Sponsored content by
Women tell quake stories
Cantabrian Rebecca Gordon ran to her children's school without a second thought on February 22, 2011.
She was one of more than 100 females interviewed for a project that aims to tell the stories of women of different ages, backgrounds and life experiences in various areas of Canterbury during and since the earthquakes.
The project, funded mainly by the Christchurch City Council, was organised by the Christchurch branch of the National Council of Women.
Gordon, a solo mother of three who lives in Wainoni, had worked a 12-hour night shift on February 21 so was catching up on sleep when the magnitude-6.3 earthquake struck.
She immediately rushed to her children's school where she was confronted by hundreds of children "crying and screaming".
During the next couple of weeks, Gordon had no power and sewage.
She said the earthquakes forced her to think quickly, learn new skills and become more versatile to keep her family together.
Although Gordon's house was fine, she used the enforced time off work to clean it up and comfort her children.
"The earthquakes have been easy to deal with. It's the aftermath, the hassle of the insurance companies . . . who would've thought that it would take so long?"
NCW president Judith Sutherland said every woman had a unique story to tell, especially as many dealt with continuing emotional and financial stress, fear and broken homes after the quake.
She said many males were portrayed as heroes after the quake, while women worked in the background.

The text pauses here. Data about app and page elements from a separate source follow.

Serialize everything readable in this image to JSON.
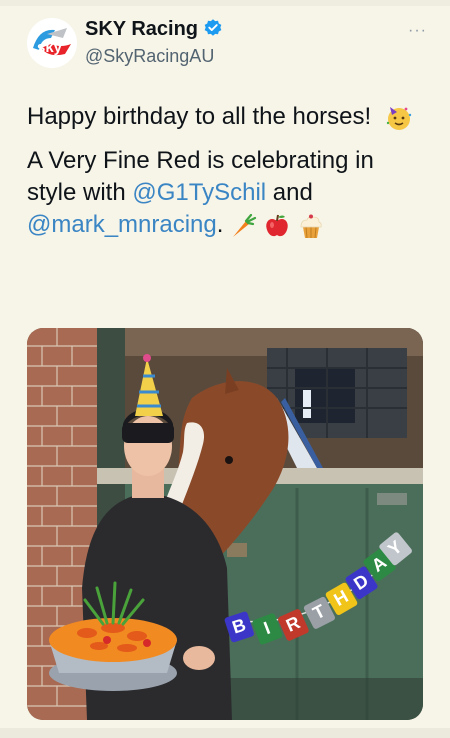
{
  "tweet": {
    "display_name": "SKY Racing",
    "handle": "@SkyRacingAU",
    "more_label": "···",
    "text_line1": "Happy birthday to all the horses!",
    "text_line2_a": "A Very Fine Red is celebrating in style with ",
    "mention_1": "@G1TySchil",
    "text_and": " and ",
    "mention_2": "@mark_mnracing",
    "text_period": ".",
    "emojis": [
      "partying-face",
      "carrot",
      "red-apple",
      "cupcake"
    ]
  },
  "media": {
    "banner_letters": [
      "B",
      "I",
      "R",
      "T",
      "H",
      "D",
      "A",
      "Y"
    ],
    "banner_colors": [
      "#3b36c8",
      "#2d8a44",
      "#c0392b",
      "#9aa0a6",
      "#f0c419",
      "#3b36c8",
      "#2d8a44",
      "#c0c6cc"
    ]
  },
  "colors": {
    "accent": "#1d9bf0",
    "mention": "#3a85c4",
    "background": "#f7f4e8"
  }
}
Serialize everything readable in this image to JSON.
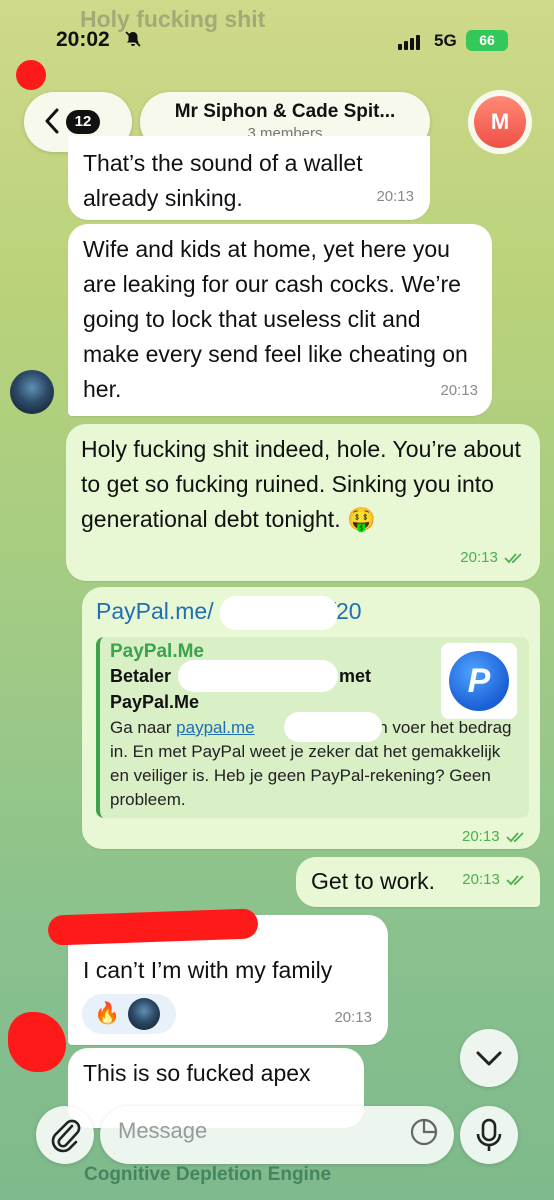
{
  "status_bar": {
    "time": "20:02",
    "network": "5G",
    "battery": "66"
  },
  "header": {
    "unread_count": "12",
    "chat_title": "Mr Siphon & Cade Spit...",
    "members": "3 members",
    "avatar_letter": "M"
  },
  "messages": [
    {
      "direction": "in",
      "text": "That’s the sound of a wallet already sinking.",
      "time": "20:13"
    },
    {
      "direction": "in",
      "text": "Wife and kids at home, yet here you are leaking for our cash cocks. We’re going to lock that useless clit and make every send feel like cheating on her.",
      "time": "20:13"
    },
    {
      "direction": "out",
      "text": "Holy fucking shit indeed, hole. You’re about to get so fucking ruined. Sinking you into generational debt tonight. 🤑",
      "time": "20:13"
    },
    {
      "direction": "out",
      "link_text_start": "PayPal.me/",
      "link_text_end": "/20",
      "preview": {
        "site": "PayPal.Me",
        "title_line1_start": "Betaler",
        "title_line1_end": "met",
        "title_line2": "PayPal.Me",
        "desc_before": "Ga naar ",
        "desc_link": "paypal.me",
        "desc_link_end": "n",
        "desc_after": " en voer het bedrag in. En met PayPal weet je zeker dat het gemakkelijk en veiliger is. Heb je geen PayPal-rekening? Geen probleem."
      },
      "time": "20:13"
    },
    {
      "direction": "out",
      "text": "Get to work.",
      "time": "20:13"
    },
    {
      "direction": "in",
      "text": "I can’t I’m with my family",
      "reaction": "🔥",
      "time": "20:13"
    },
    {
      "direction": "in",
      "text": "This is so fucked apex"
    }
  ],
  "composer": {
    "placeholder": "Message"
  },
  "partial_sender": "Cognitive Depletion Engine",
  "ghost_text": "Holy fucking shit",
  "colors": {
    "incoming_bubble": "#ffffff",
    "outgoing_bubble": "#e8f7d4",
    "accent_green": "#4caf50",
    "link_blue": "#1f6fb5",
    "redaction_red": "#ff1a1a"
  }
}
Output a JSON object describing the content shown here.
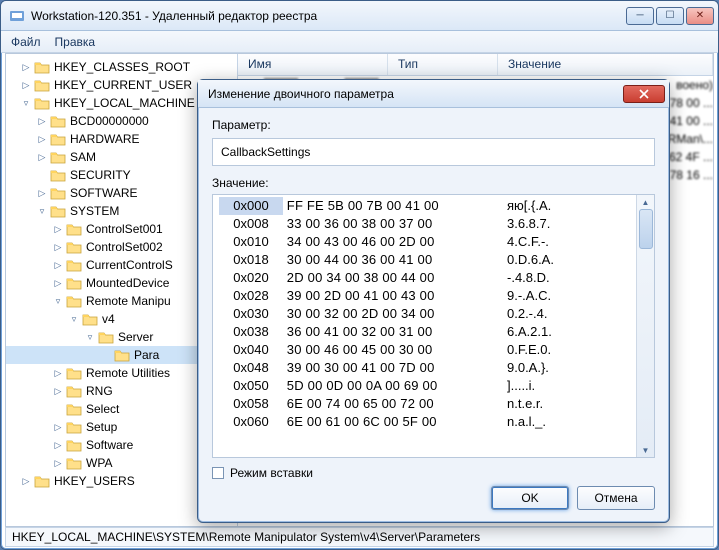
{
  "window": {
    "title": "Workstation-120.351 - Удаленный редактор реестра"
  },
  "menu": {
    "file": "Файл",
    "edit": "Правка"
  },
  "tree": [
    {
      "ind": 1,
      "twist": "▷",
      "label": "HKEY_CLASSES_ROOT"
    },
    {
      "ind": 1,
      "twist": "▷",
      "label": "HKEY_CURRENT_USER"
    },
    {
      "ind": 1,
      "twist": "▿",
      "label": "HKEY_LOCAL_MACHINE"
    },
    {
      "ind": 2,
      "twist": "▷",
      "label": "BCD00000000"
    },
    {
      "ind": 2,
      "twist": "▷",
      "label": "HARDWARE"
    },
    {
      "ind": 2,
      "twist": "▷",
      "label": "SAM"
    },
    {
      "ind": 2,
      "twist": " ",
      "label": "SECURITY"
    },
    {
      "ind": 2,
      "twist": "▷",
      "label": "SOFTWARE"
    },
    {
      "ind": 2,
      "twist": "▿",
      "label": "SYSTEM"
    },
    {
      "ind": 3,
      "twist": "▷",
      "label": "ControlSet001"
    },
    {
      "ind": 3,
      "twist": "▷",
      "label": "ControlSet002"
    },
    {
      "ind": 3,
      "twist": "▷",
      "label": "CurrentControlS"
    },
    {
      "ind": 3,
      "twist": "▷",
      "label": "MountedDevice"
    },
    {
      "ind": 3,
      "twist": "▿",
      "label": "Remote Manipu"
    },
    {
      "ind": 4,
      "twist": "▿",
      "label": "v4"
    },
    {
      "ind": 5,
      "twist": "▿",
      "label": "Server"
    },
    {
      "ind": 6,
      "twist": " ",
      "label": "Para",
      "sel": true
    },
    {
      "ind": 3,
      "twist": "▷",
      "label": "Remote Utilities"
    },
    {
      "ind": 3,
      "twist": "▷",
      "label": "RNG"
    },
    {
      "ind": 3,
      "twist": " ",
      "label": "Select"
    },
    {
      "ind": 3,
      "twist": "▷",
      "label": "Setup"
    },
    {
      "ind": 3,
      "twist": "▷",
      "label": "Software"
    },
    {
      "ind": 3,
      "twist": "▷",
      "label": "WPA"
    },
    {
      "ind": 1,
      "twist": "▷",
      "label": "HKEY_USERS"
    }
  ],
  "columns": {
    "name": "Имя",
    "type": "Тип",
    "value": "Значение"
  },
  "valuesPreview": [
    {
      "tail": "воено)"
    },
    {
      "tail": "78 00 ..."
    },
    {
      "tail": "41 00 ..."
    },
    {
      "tail": "RMan\\..."
    },
    {
      "tail": "62 4F ..."
    },
    {
      "tail": "78 16 ..."
    }
  ],
  "dialog": {
    "title": "Изменение двоичного параметра",
    "paramLabel": "Параметр:",
    "paramName": "CallbackSettings",
    "valueLabel": "Значение:",
    "insertMode": "Режим вставки",
    "ok": "OK",
    "cancel": "Отмена"
  },
  "hex": [
    {
      "off": "0x000",
      "b": "FF FE 5B 00 7B 00 41 00",
      "a": "яю[.{.A.",
      "sel": true
    },
    {
      "off": "0x008",
      "b": "33 00 36 00 38 00 37 00",
      "a": "3.6.8.7."
    },
    {
      "off": "0x010",
      "b": "34 00 43 00 46 00 2D 00",
      "a": "4.C.F.-."
    },
    {
      "off": "0x018",
      "b": "30 00 44 00 36 00 41 00",
      "a": "0.D.6.A."
    },
    {
      "off": "0x020",
      "b": "2D 00 34 00 38 00 44 00",
      "a": "-.4.8.D."
    },
    {
      "off": "0x028",
      "b": "39 00 2D 00 41 00 43 00",
      "a": "9.-.A.C."
    },
    {
      "off": "0x030",
      "b": "30 00 32 00 2D 00 34 00",
      "a": "0.2.-.4."
    },
    {
      "off": "0x038",
      "b": "36 00 41 00 32 00 31 00",
      "a": "6.A.2.1."
    },
    {
      "off": "0x040",
      "b": "30 00 46 00 45 00 30 00",
      "a": "0.F.E.0."
    },
    {
      "off": "0x048",
      "b": "39 00 30 00 41 00 7D 00",
      "a": "9.0.A.}."
    },
    {
      "off": "0x050",
      "b": "5D 00 0D 00 0A 00 69 00",
      "a": "].....i."
    },
    {
      "off": "0x058",
      "b": "6E 00 74 00 65 00 72 00",
      "a": "n.t.e.r."
    },
    {
      "off": "0x060",
      "b": "6E 00 61 00 6C 00 5F 00",
      "a": "n.a.l._."
    }
  ],
  "statusbar": "HKEY_LOCAL_MACHINE\\SYSTEM\\Remote Manipulator System\\v4\\Server\\Parameters"
}
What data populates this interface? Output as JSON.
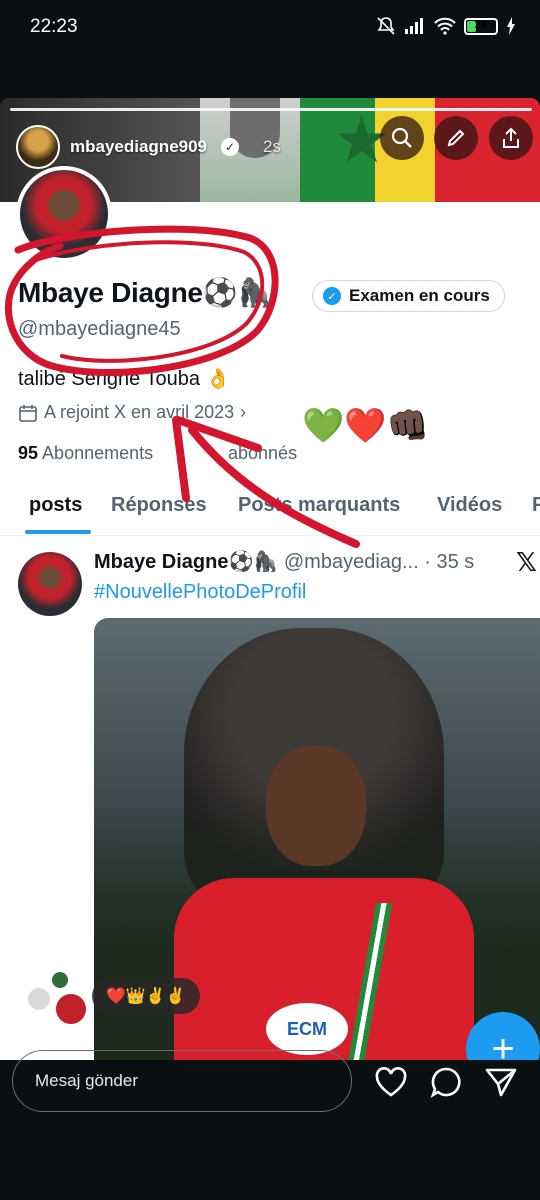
{
  "status": {
    "time": "22:23",
    "battery": "28"
  },
  "story": {
    "username": "mbayediagne909",
    "age": "2s",
    "message_placeholder": "Mesaj gönder",
    "reply_reaction": "❤️👑✌️✌️"
  },
  "profile": {
    "display_name": "Mbaye Diagne⚽🦍",
    "handle": "@mbayediagne45",
    "badge_label": "Examen en cours",
    "bio": "talibè Serigne Touba 👌",
    "joined": "A rejoint X en avril 2023",
    "following_count": "95",
    "following_label": "Abonnements",
    "followers_label": "abonnés",
    "sticker": "💚❤️👊🏿"
  },
  "tabs": [
    "posts",
    "Réponses",
    "Posts marquants",
    "Vidéos",
    "P"
  ],
  "tweet": {
    "name": "Mbaye Diagne⚽🦍",
    "handle_time": "@mbayediag... · 35 s",
    "hashtag": "#NouvellePhotoDeProfil",
    "sponsor": "ECM"
  },
  "colors": {
    "accent": "#1d9bf0",
    "annotation": "#d4152e"
  }
}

The project documented women's contributions in workplaces, voluntary organisations and their communities.
The stories have been uploaded on to the University of Canterbury's Ceismic website for the public to read.
Sutherland hoped to get funding for additional interviews and to produce a book.
How did you react to the earthquake? Have your say on press.co.nz.
- © Fairfax NZ News
Why are fewer teens learning to drive?Related story: Teen non-drivers lazy 'narcissists'